Your goal: Exact copies of all the records below should be returned.

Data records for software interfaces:
[Start of section]

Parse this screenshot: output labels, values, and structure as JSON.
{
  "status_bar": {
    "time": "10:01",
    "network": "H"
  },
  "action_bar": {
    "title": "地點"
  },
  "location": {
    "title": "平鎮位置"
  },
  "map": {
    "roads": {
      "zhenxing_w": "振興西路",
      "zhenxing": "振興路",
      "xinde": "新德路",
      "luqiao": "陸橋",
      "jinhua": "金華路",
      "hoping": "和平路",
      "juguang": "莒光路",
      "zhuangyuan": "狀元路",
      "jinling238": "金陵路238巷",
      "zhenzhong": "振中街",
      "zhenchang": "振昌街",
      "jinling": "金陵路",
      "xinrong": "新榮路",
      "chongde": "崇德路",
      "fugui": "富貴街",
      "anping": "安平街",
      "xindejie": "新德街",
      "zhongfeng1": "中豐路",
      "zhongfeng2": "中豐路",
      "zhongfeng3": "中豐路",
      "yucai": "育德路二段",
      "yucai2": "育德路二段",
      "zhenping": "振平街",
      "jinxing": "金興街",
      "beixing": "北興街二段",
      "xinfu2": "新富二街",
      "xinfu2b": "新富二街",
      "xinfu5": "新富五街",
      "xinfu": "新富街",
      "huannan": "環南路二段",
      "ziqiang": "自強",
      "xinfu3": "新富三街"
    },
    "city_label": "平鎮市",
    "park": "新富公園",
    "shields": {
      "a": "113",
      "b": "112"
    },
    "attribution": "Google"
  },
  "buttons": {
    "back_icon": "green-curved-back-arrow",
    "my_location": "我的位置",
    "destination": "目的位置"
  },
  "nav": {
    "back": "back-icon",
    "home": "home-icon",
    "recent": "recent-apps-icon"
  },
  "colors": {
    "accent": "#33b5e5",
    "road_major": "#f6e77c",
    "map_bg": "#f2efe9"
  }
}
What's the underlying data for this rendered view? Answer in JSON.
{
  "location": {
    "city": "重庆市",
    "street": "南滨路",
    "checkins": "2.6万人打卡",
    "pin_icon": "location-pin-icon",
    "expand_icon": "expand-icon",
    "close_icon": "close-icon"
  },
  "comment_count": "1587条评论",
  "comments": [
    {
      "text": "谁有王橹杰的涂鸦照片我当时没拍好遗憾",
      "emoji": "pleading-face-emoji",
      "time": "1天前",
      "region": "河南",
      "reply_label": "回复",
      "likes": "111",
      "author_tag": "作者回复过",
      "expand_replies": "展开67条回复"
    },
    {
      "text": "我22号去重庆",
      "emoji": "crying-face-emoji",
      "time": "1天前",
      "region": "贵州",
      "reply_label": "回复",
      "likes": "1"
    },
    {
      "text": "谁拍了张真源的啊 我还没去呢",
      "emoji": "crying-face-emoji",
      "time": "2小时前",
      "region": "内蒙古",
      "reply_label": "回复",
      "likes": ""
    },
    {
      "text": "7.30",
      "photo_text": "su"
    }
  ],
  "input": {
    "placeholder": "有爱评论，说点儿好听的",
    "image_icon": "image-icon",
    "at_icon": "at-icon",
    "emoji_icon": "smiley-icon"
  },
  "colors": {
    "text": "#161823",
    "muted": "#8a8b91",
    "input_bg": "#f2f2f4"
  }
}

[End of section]

Response to the exercise:
Parse this screenshot: output labels, values, and structure as JSON.
{
  "status_bar": {
    "time": "10:01",
    "network": "H"
  },
  "action_bar": {
    "title": "地點"
  },
  "location": {
    "title": "平鎮位置"
  },
  "map": {
    "roads": {
      "zhenxing_w": "振興西路",
      "zhenxing": "振興路",
      "xinde": "新德路",
      "luqiao": "陸橋",
      "jinhua": "金華路",
      "hoping": "和平路",
      "juguang": "莒光路",
      "zhuangyuan": "狀元路",
      "jinling238": "金陵路238巷",
      "zhenzhong": "振中街",
      "zhenchang": "振昌街",
      "jinling": "金陵路",
      "xinrong": "新榮路",
      "chongde": "崇德路",
      "fugui": "富貴街",
      "anping": "安平街",
      "xindejie": "新德街",
      "zhongfeng1": "中豐路",
      "zhongfeng2": "中豐路",
      "zhongfeng3": "中豐路",
      "yucai": "育德路二段",
      "yucai2": "育德路二段",
      "zhenping": "振平街",
      "jinxing": "金興街",
      "beixing": "北興街二段",
      "xinfu2": "新富二街",
      "xinfu2b": "新富二街",
      "xinfu5": "新富五街",
      "xinfu": "新富街",
      "huannan": "環南路二段",
      "ziqiang": "自強",
      "xinfu3": "新富三街"
    },
    "city_label": "平鎮市",
    "park": "新富公園",
    "shields": {
      "a": "113",
      "b": "112"
    },
    "attribution": "Google"
  },
  "buttons": {
    "back_icon": "green-curved-back-arrow",
    "my_location": "我的位置",
    "destination": "目的位置"
  },
  "nav": {
    "back": "back-icon",
    "home": "home-icon",
    "recent": "recent-apps-icon"
  },
  "colors": {
    "accent": "#33b5e5",
    "road_major": "#f6e77c",
    "map_bg": "#f2efe9"
  }
}
What's the underlying data for this rendered view? Answer in JSON.
{
  "location": {
    "city": "重庆市",
    "street": "南滨路",
    "checkins": "2.6万人打卡",
    "pin_icon": "location-pin-icon",
    "expand_icon": "expand-icon",
    "close_icon": "close-icon"
  },
  "comment_count": "1587条评论",
  "comments": [
    {
      "text": "谁有王橹杰的涂鸦照片我当时没拍好遗憾",
      "emoji": "pleading-face-emoji",
      "time": "1天前",
      "region": "河南",
      "reply_label": "回复",
      "likes": "111",
      "author_tag": "作者回复过",
      "expand_replies": "展开67条回复"
    },
    {
      "text": "我22号去重庆",
      "emoji": "crying-face-emoji",
      "time": "1天前",
      "region": "贵州",
      "reply_label": "回复",
      "likes": "1"
    },
    {
      "text": "谁拍了张真源的啊 我还没去呢",
      "emoji": "crying-face-emoji",
      "time": "2小时前",
      "region": "内蒙古",
      "reply_label": "回复",
      "likes": ""
    },
    {
      "text": "7.30",
      "photo_text": "su"
    }
  ],
  "input": {
    "placeholder": "有爱评论，说点儿好听的",
    "image_icon": "image-icon",
    "at_icon": "at-icon",
    "emoji_icon": "smiley-icon"
  },
  "colors": {
    "text": "#161823",
    "muted": "#8a8b91",
    "input_bg": "#f2f2f4"
  }
}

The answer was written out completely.